(Page and application data records)
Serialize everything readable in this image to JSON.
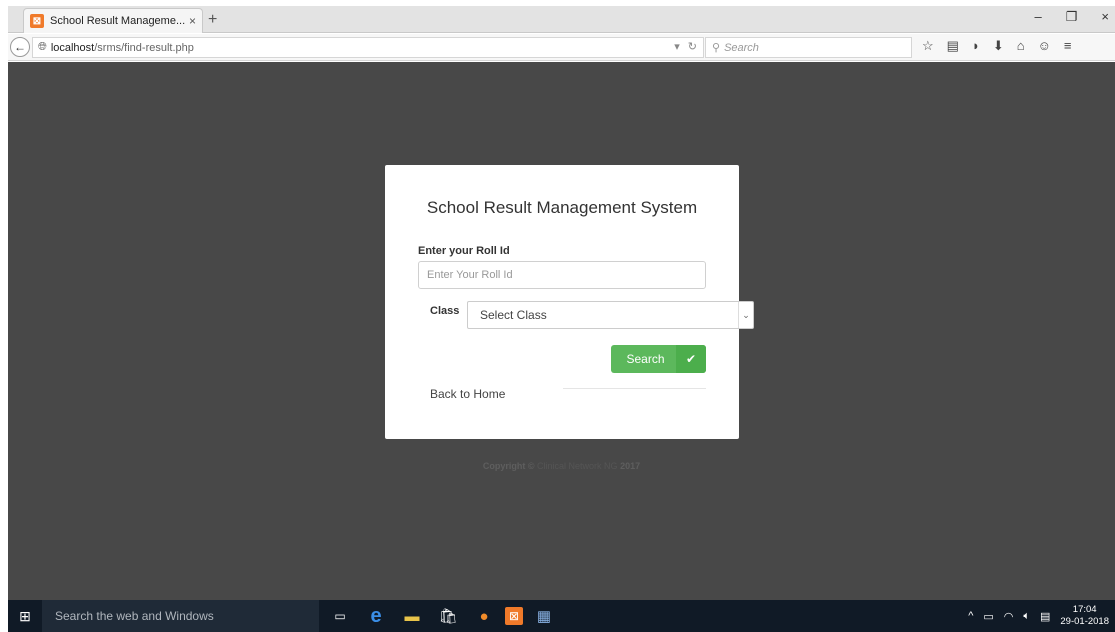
{
  "browser": {
    "tab_title": "School Result Manageme...",
    "tab_close": "×",
    "new_tab": "+",
    "url_host": "localhost",
    "url_path": "/srms/find-result.php",
    "search_placeholder": "Search",
    "window_controls": [
      "–",
      "❐",
      "×"
    ]
  },
  "page": {
    "title": "School Result Management System",
    "roll_label": "Enter your Roll Id",
    "roll_placeholder": "Enter Your Roll Id",
    "class_label": "Class",
    "class_select_value": "Select Class",
    "search_button": "Search",
    "back_home": "Back to Home",
    "copyright_prefix": "Copyright ©",
    "copyright_brand": "Clinical Network NG",
    "copyright_year": "2017"
  },
  "taskbar": {
    "search_text": "Search the web and Windows",
    "time": "17:04",
    "date": "29-01-2018"
  },
  "colors": {
    "page_background": "#484848",
    "button_green": "#5cb85c",
    "taskbar": "#101a26"
  }
}
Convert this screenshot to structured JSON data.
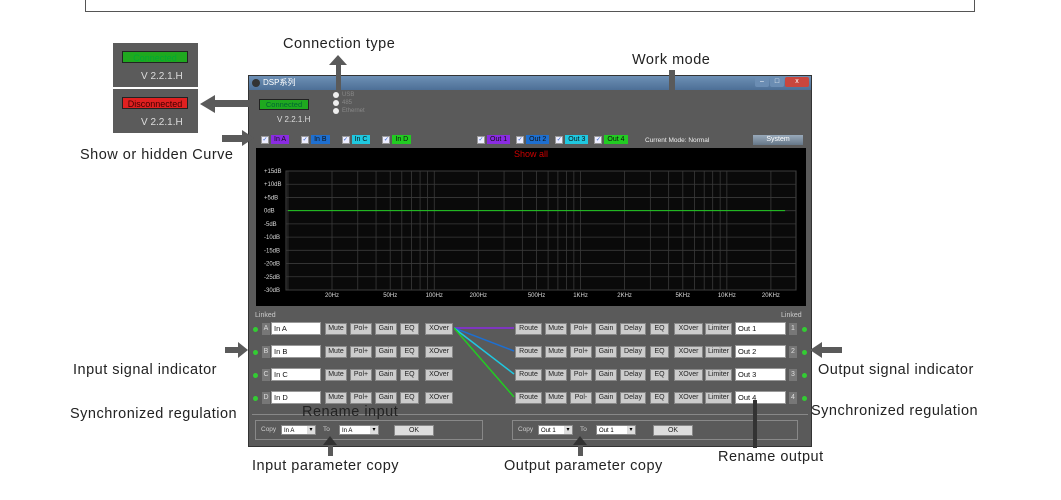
{
  "annotations": {
    "connection_type": "Connection type",
    "work_mode": "Work mode",
    "show_hidden": "Show or  hidden Curve",
    "input_indicator": "Input signal indicator",
    "sync_left": "Synchronized regulation",
    "rename_input": "Rename input",
    "input_copy": "Input parameter copy",
    "output_copy": "Output parameter copy",
    "rename_output": "Rename output",
    "output_indicator": "Output signal indicator",
    "sync_right": "Synchronized regulation"
  },
  "thumbs": {
    "connected": "Connected",
    "disconnected": "Disconnected",
    "version": "V 2.2.1.H"
  },
  "window": {
    "title": "DSP系列",
    "status": "Connected",
    "version": "V 2.2.1.H",
    "connection_options": [
      "USB",
      "485",
      "Ethernet"
    ],
    "selected_connection": "USB",
    "mode": "Current Mode: Normal",
    "system_button": "System",
    "graph_title": "Show all",
    "linked_left": "Linked",
    "linked_right": "Linked"
  },
  "curve_toggles": {
    "inputs": [
      {
        "label": "In A",
        "color": "#8a2be2"
      },
      {
        "label": "In B",
        "color": "#1e6fd0"
      },
      {
        "label": "In C",
        "color": "#1fc8e0"
      },
      {
        "label": "In D",
        "color": "#22cc22"
      }
    ],
    "outputs": [
      {
        "label": "Out 1",
        "color": "#8a2be2"
      },
      {
        "label": "Out 2",
        "color": "#1e6fd0"
      },
      {
        "label": "Out 3",
        "color": "#1fc8e0"
      },
      {
        "label": "Out 4",
        "color": "#22cc22"
      }
    ]
  },
  "chart_data": {
    "type": "line",
    "x_ticks": [
      "20Hz",
      "50Hz",
      "100Hz",
      "200Hz",
      "500Hz",
      "1KHz",
      "2KHz",
      "5KHz",
      "10KHz",
      "20KHz"
    ],
    "y_ticks": [
      "+15dB",
      "+10dB",
      "+5dB",
      "0dB",
      "-5dB",
      "-10dB",
      "-15dB",
      "-20dB",
      "-25dB",
      "-30dB"
    ],
    "ylim": [
      -30,
      15
    ],
    "xscale": "log",
    "series": [
      {
        "x": [
          10,
          25000
        ],
        "y": [
          0,
          0
        ],
        "color": "#22cc22"
      }
    ]
  },
  "inputs": [
    {
      "letter": "A",
      "name": "In A",
      "buttons": [
        "Mute",
        "Pol+",
        "Gain",
        "EQ",
        "XOver"
      ]
    },
    {
      "letter": "B",
      "name": "In B",
      "buttons": [
        "Mute",
        "Pol+",
        "Gain",
        "EQ",
        "XOver"
      ]
    },
    {
      "letter": "C",
      "name": "In C",
      "buttons": [
        "Mute",
        "Pol+",
        "Gain",
        "EQ",
        "XOver"
      ]
    },
    {
      "letter": "D",
      "name": "In D",
      "buttons": [
        "Mute",
        "Pol+",
        "Gain",
        "EQ",
        "XOver"
      ]
    }
  ],
  "outputs": [
    {
      "number": "1",
      "name": "Out 1",
      "buttons": [
        "Route",
        "Mute",
        "Pol+",
        "Gain",
        "Delay",
        "EQ",
        "XOver",
        "Limiter"
      ]
    },
    {
      "number": "2",
      "name": "Out 2",
      "buttons": [
        "Route",
        "Mute",
        "Pol+",
        "Gain",
        "Delay",
        "EQ",
        "XOver",
        "Limiter"
      ]
    },
    {
      "number": "3",
      "name": "Out 3",
      "buttons": [
        "Route",
        "Mute",
        "Pol+",
        "Gain",
        "Delay",
        "EQ",
        "XOver",
        "Limiter"
      ]
    },
    {
      "number": "4",
      "name": "Out 4",
      "buttons": [
        "Route",
        "Mute",
        "Pol-",
        "Gain",
        "Delay",
        "EQ",
        "XOver",
        "Limiter"
      ]
    }
  ],
  "copy_in": {
    "copy": "Copy",
    "from": "In A",
    "to": "To",
    "target": "In A",
    "ok": "OK"
  },
  "copy_out": {
    "copy": "Copy",
    "from": "Out 1",
    "to": "To",
    "target": "Out 1",
    "ok": "OK"
  }
}
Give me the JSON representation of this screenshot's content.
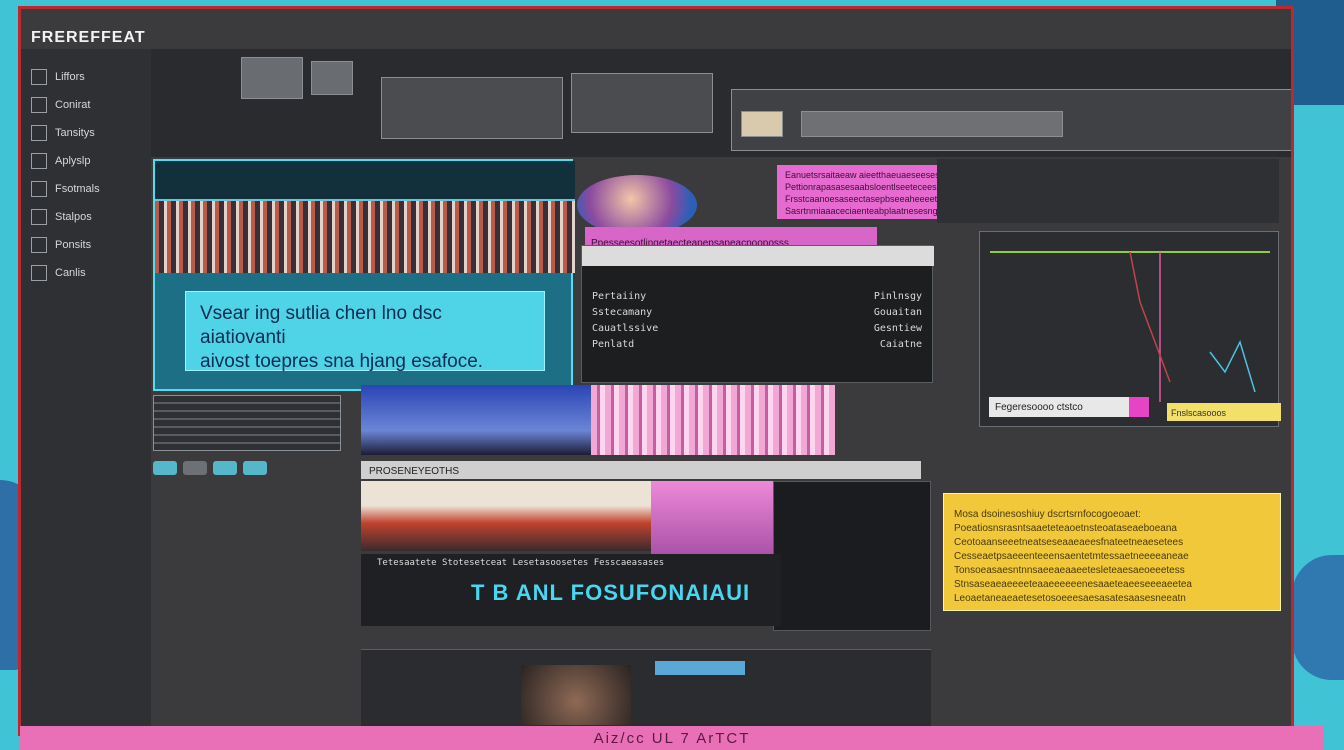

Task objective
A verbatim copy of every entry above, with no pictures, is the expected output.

Task answer
Serialize everything readable in this image to JSON.
{
  "browser": {
    "tab_title": "School Result Manageme...",
    "tab_close": "×",
    "new_tab": "+",
    "url_host": "localhost",
    "url_path": "/srms/find-result.php",
    "search_placeholder": "Search",
    "window_controls": [
      "–",
      "❐",
      "×"
    ]
  },
  "page": {
    "title": "School Result Management System",
    "roll_label": "Enter your Roll Id",
    "roll_placeholder": "Enter Your Roll Id",
    "class_label": "Class",
    "class_select_value": "Select Class",
    "search_button": "Search",
    "back_home": "Back to Home",
    "copyright_prefix": "Copyright ©",
    "copyright_brand": "Clinical Network NG",
    "copyright_year": "2017"
  },
  "taskbar": {
    "search_text": "Search the web and Windows",
    "time": "17:04",
    "date": "29-01-2018"
  },
  "colors": {
    "page_background": "#484848",
    "button_green": "#5cb85c",
    "taskbar": "#101a26"
  }
}
Convert this screenshot to structured JSON data.
{
  "annotations": {
    "connection_type": "Connection type",
    "work_mode": "Work mode",
    "show_hidden": "Show or  hidden Curve",
    "input_indicator": "Input signal indicator",
    "sync_left": "Synchronized regulation",
    "rename_input": "Rename input",
    "input_copy": "Input parameter copy",
    "output_copy": "Output parameter copy",
    "rename_output": "Rename output",
    "output_indicator": "Output signal indicator",
    "sync_right": "Synchronized regulation"
  },
  "thumbs": {
    "connected": "Connected",
    "disconnected": "Disconnected",
    "version": "V 2.2.1.H"
  },
  "window": {
    "title": "DSP系列",
    "status": "Connected",
    "version": "V 2.2.1.H",
    "connection_options": [
      "USB",
      "485",
      "Ethernet"
    ],
    "selected_connection": "USB",
    "mode": "Current Mode: Normal",
    "system_button": "System",
    "graph_title": "Show all",
    "linked_left": "Linked",
    "linked_right": "Linked"
  },
  "curve_toggles": {
    "inputs": [
      {
        "label": "In A",
        "color": "#8a2be2"
      },
      {
        "label": "In B",
        "color": "#1e6fd0"
      },
      {
        "label": "In C",
        "color": "#1fc8e0"
      },
      {
        "label": "In D",
        "color": "#22cc22"
      }
    ],
    "outputs": [
      {
        "label": "Out 1",
        "color": "#8a2be2"
      },
      {
        "label": "Out 2",
        "color": "#1e6fd0"
      },
      {
        "label": "Out 3",
        "color": "#1fc8e0"
      },
      {
        "label": "Out 4",
        "color": "#22cc22"
      }
    ]
  },
  "chart_data": {
    "type": "line",
    "x_ticks": [
      "20Hz",
      "50Hz",
      "100Hz",
      "200Hz",
      "500Hz",
      "1KHz",
      "2KHz",
      "5KHz",
      "10KHz",
      "20KHz"
    ],
    "y_ticks": [
      "+15dB",
      "+10dB",
      "+5dB",
      "0dB",
      "-5dB",
      "-10dB",
      "-15dB",
      "-20dB",
      "-25dB",
      "-30dB"
    ],
    "ylim": [
      -30,
      15
    ],
    "xscale": "log",
    "series": [
      {
        "x": [
          10,
          25000
        ],
        "y": [
          0,
          0
        ],
        "color": "#22cc22"
      }
    ]
  },
  "inputs": [
    {
      "letter": "A",
      "name": "In A",
      "buttons": [
        "Mute",
        "Pol+",
        "Gain",
        "EQ",
        "XOver"
      ]
    },
    {
      "letter": "B",
      "name": "In B",
      "buttons": [
        "Mute",
        "Pol+",
        "Gain",
        "EQ",
        "XOver"
      ]
    },
    {
      "letter": "C",
      "name": "In C",
      "buttons": [
        "Mute",
        "Pol+",
        "Gain",
        "EQ",
        "XOver"
      ]
    },
    {
      "letter": "D",
      "name": "In D",
      "buttons": [
        "Mute",
        "Pol+",
        "Gain",
        "EQ",
        "XOver"
      ]
    }
  ],
  "outputs": [
    {
      "number": "1",
      "name": "Out 1",
      "buttons": [
        "Route",
        "Mute",
        "Pol+",
        "Gain",
        "Delay",
        "EQ",
        "XOver",
        "Limiter"
      ]
    },
    {
      "number": "2",
      "name": "Out 2",
      "buttons": [
        "Route",
        "Mute",
        "Pol+",
        "Gain",
        "Delay",
        "EQ",
        "XOver",
        "Limiter"
      ]
    },
    {
      "number": "3",
      "name": "Out 3",
      "buttons": [
        "Route",
        "Mute",
        "Pol+",
        "Gain",
        "Delay",
        "EQ",
        "XOver",
        "Limiter"
      ]
    },
    {
      "number": "4",
      "name": "Out 4",
      "buttons": [
        "Route",
        "Mute",
        "Pol-",
        "Gain",
        "Delay",
        "EQ",
        "XOver",
        "Limiter"
      ]
    }
  ],
  "copy_in": {
    "copy": "Copy",
    "from": "In A",
    "to": "To",
    "target": "In A",
    "ok": "OK"
  },
  "copy_out": {
    "copy": "Copy",
    "from": "Out 1",
    "to": "To",
    "target": "Out 1",
    "ok": "OK"
  }
}
Give me the JSON representation of this screenshot's content.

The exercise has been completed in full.